Task item: Only lines containing the string "name" belong in the answer; find them in the records and copy them.

[Entries from a dataset of interfaces]
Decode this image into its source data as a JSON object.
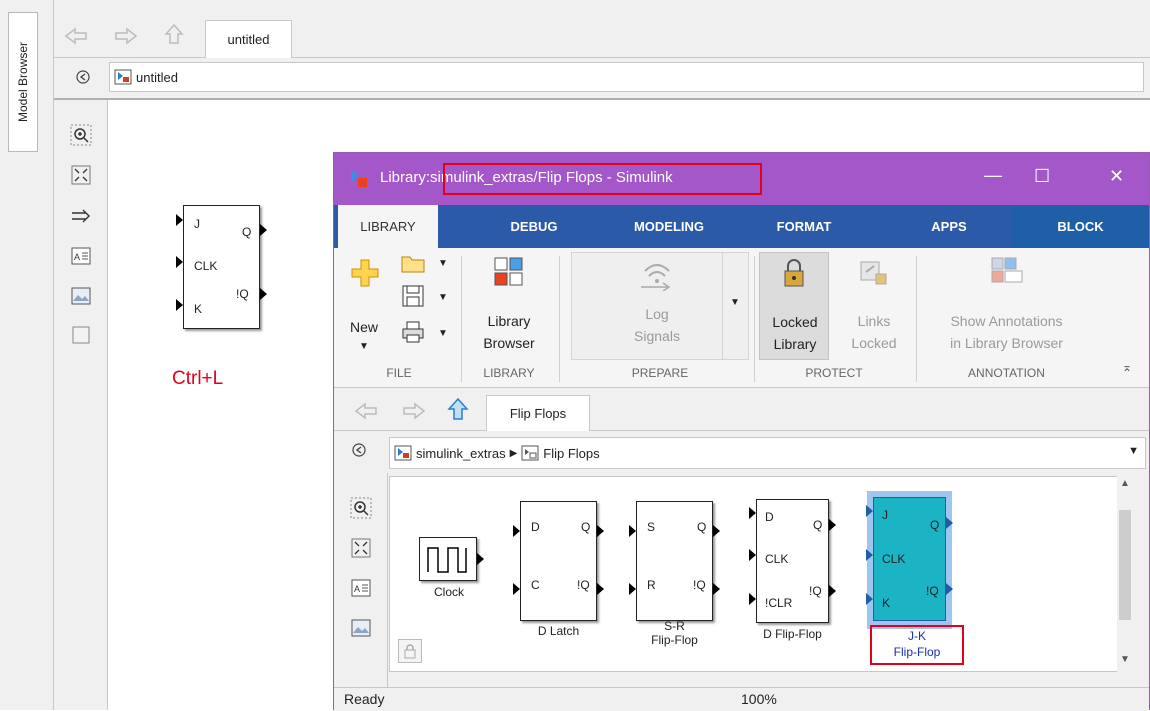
{
  "outer": {
    "model_browser_label": "Model Browser",
    "tab_label": "untitled",
    "address": "untitled",
    "canvas_block": {
      "in_j": "J",
      "in_clk": "CLK",
      "in_k": "K",
      "out_q": "Q",
      "out_nq": "!Q"
    },
    "shortcut_text": "Ctrl+L"
  },
  "library": {
    "title_prefix": "Library:",
    "title_path": "simulink_extras/Flip Flops - Simulink",
    "window_controls": {
      "minimize": "—",
      "maximize": "☐",
      "close": "✕"
    },
    "ribbon_tabs": [
      "LIBRARY",
      "DEBUG",
      "MODELING",
      "FORMAT",
      "APPS",
      "BLOCK"
    ],
    "ribbon": {
      "new_label": "New",
      "library_browser_label": "Library\nBrowser",
      "log_signals_label": "Log\nSignals",
      "locked_library_label": "Locked\nLibrary",
      "links_locked_label": "Links\nLocked",
      "show_annotations_label": "Show Annotations\nin Library Browser",
      "sections": [
        "FILE",
        "LIBRARY",
        "PREPARE",
        "PROTECT",
        "ANNOTATION"
      ]
    },
    "nav_tab": "Flip Flops",
    "address_parts": [
      "simulink_extras",
      "Flip Flops"
    ],
    "blocks": {
      "clock": "Clock",
      "d_latch": {
        "name": "D Latch",
        "in1": "D",
        "in2": "C",
        "out1": "Q",
        "out2": "!Q"
      },
      "sr": {
        "name": "S-R\nFlip-Flop",
        "in1": "S",
        "in2": "R",
        "out1": "Q",
        "out2": "!Q"
      },
      "dff": {
        "name": "D Flip-Flop",
        "in1": "D",
        "in2": "CLK",
        "in3": "!CLR",
        "out1": "Q",
        "out2": "!Q"
      },
      "jk": {
        "name": "J-K\nFlip-Flop",
        "in1": "J",
        "in2": "CLK",
        "in3": "K",
        "out1": "Q",
        "out2": "!Q"
      }
    },
    "status": {
      "state": "Ready",
      "zoom": "100%"
    }
  },
  "colors": {
    "title_bar": "#a357c8",
    "ribbon_tabs": "#2b5aa8",
    "block_tab": "#1f5fa8",
    "highlight": "#e3001b",
    "jk_fill": "#1ab4c4"
  }
}
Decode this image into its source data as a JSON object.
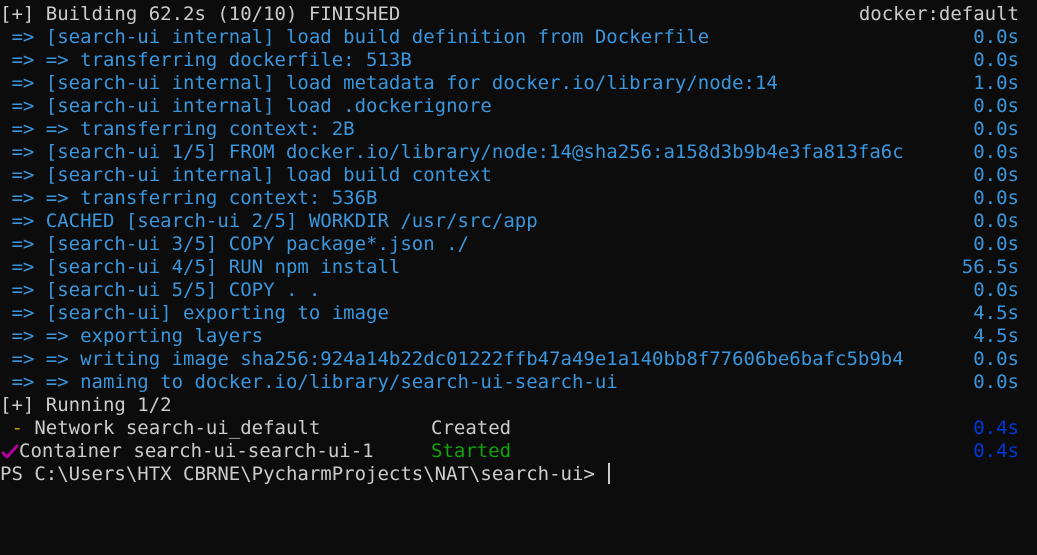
{
  "header": {
    "left": "[+] Building 62.2s (10/10) FINISHED",
    "right": "docker:default"
  },
  "build_steps": [
    {
      "text": " => [search-ui internal] load build definition from Dockerfile",
      "time": "0.0s"
    },
    {
      "text": " => => transferring dockerfile: 513B",
      "time": "0.0s"
    },
    {
      "text": " => [search-ui internal] load metadata for docker.io/library/node:14",
      "time": "1.0s"
    },
    {
      "text": " => [search-ui internal] load .dockerignore",
      "time": "0.0s"
    },
    {
      "text": " => => transferring context: 2B",
      "time": "0.0s"
    },
    {
      "text": " => [search-ui 1/5] FROM docker.io/library/node:14@sha256:a158d3b9b4e3fa813fa6c",
      "time": "0.0s"
    },
    {
      "text": " => [search-ui internal] load build context",
      "time": "0.0s"
    },
    {
      "text": " => => transferring context: 536B",
      "time": "0.0s"
    },
    {
      "text": " => CACHED [search-ui 2/5] WORKDIR /usr/src/app",
      "time": "0.0s"
    },
    {
      "text": " => [search-ui 3/5] COPY package*.json ./",
      "time": "0.0s"
    },
    {
      "text": " => [search-ui 4/5] RUN npm install",
      "time": "56.5s"
    },
    {
      "text": " => [search-ui 5/5] COPY . .",
      "time": "0.0s"
    },
    {
      "text": " => [search-ui] exporting to image",
      "time": "4.5s"
    },
    {
      "text": " => => exporting layers",
      "time": "4.5s"
    },
    {
      "text": " => => writing image sha256:924a14b22dc01222ffb47a49e1a140bb8f77606be6bafc5b9b4",
      "time": "0.0s"
    },
    {
      "text": " => => naming to docker.io/library/search-ui-search-ui",
      "time": "0.0s"
    }
  ],
  "running": "[+] Running 1/2",
  "network": {
    "bullet": " - ",
    "name": "Network search-ui_default",
    "status": "Created",
    "time": "0.4s"
  },
  "container": {
    "name": "Container search-ui-search-ui-1",
    "status": "Started",
    "time": "0.4s"
  },
  "prompt": "PS C:\\Users\\HTX CBRNE\\PycharmProjects\\NAT\\search-ui> ",
  "colors": {
    "background": "#0c0c0c",
    "text": "#cccccc",
    "step_blue": "#3a96dd",
    "time_dark_blue": "#0037da",
    "bullet_yellow": "#c19c00",
    "started_green": "#13a10e",
    "check_purple": "#b4009e"
  },
  "icons": {
    "container_status": "check-icon"
  }
}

Completed exercise:
        "name": "D Latch",
        "name": "S-R\nFlip-Flop",
        "name": "D Flip-Flop",
        "name": "J-K\nFlip-Flop",
    "name": "Network search-ui_default",
    "name": "Container search-ui-search-ui-1",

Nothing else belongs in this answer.